High levels of homocysteine in the blood have been linked to a number of health problems, including an increased risk of heart disease, stroke, and cognitive decline. In fact, elevated levels of homocysteine have been identified as a significant risk factor for cardiovascular disease, which is the leading cause of death worldwide.

One of the main reasons why high levels of homocysteine are considered to be harmful is that they can damage the lining of the blood vessels, leading to inflammation and the formation of plaques. These plaques can narrow the blood vessels and restrict blood flow, increasing the risk of heart attack and stroke.

Fortunately, there are several steps that you can take to help reduce your homocysteine levels and lower your risk of developing cardiovascular disease. One of the most important things you can do is to maintain a healthy diet that is rich in nutrients that help to metabolize homocysteine, such as folate, vitamin B6, and vitamin B12. Foods that are high in these nutrients include leafy green vegetables, fruits, whole grains, and lean proteins such as fish and chicken.

In addition to eating a healthy diet, it’s also important to get regular exercise and to avoid smoking, which can both contribute to higher homocysteine levels. If you are concerned about your homocysteine levels, your doctor may recommend a blood test to check your levels and provide guidance on how to lower them if necessary.

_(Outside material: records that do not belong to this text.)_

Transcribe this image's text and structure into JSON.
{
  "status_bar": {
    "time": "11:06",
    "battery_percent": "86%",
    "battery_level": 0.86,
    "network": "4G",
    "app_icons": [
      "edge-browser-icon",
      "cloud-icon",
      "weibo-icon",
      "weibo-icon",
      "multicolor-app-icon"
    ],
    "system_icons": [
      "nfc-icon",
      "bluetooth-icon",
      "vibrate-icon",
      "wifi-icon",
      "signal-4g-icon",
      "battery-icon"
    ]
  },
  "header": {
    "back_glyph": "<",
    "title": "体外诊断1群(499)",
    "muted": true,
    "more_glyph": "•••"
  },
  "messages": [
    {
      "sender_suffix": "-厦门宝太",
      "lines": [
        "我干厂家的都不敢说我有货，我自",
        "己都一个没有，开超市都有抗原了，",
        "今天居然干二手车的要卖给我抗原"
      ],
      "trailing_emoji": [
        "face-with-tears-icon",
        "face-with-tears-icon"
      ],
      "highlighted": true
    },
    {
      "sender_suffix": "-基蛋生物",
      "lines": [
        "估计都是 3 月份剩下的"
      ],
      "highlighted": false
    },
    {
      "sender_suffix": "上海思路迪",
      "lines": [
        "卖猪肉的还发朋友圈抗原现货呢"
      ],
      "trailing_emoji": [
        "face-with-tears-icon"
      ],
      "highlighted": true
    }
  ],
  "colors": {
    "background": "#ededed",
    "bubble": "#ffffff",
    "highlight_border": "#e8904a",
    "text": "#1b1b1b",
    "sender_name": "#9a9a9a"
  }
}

The Synergy Longevity Heart Health Assessment includes determining your homocysteine level as well as a extensive lipid assessment – far superior to the usual panel most physicians perform – and detailed coronary artery testing.
Click here to find out more about our heart health assessment. Contact us at 248-470-3380 or fill out the form here and someone from our team will reach out!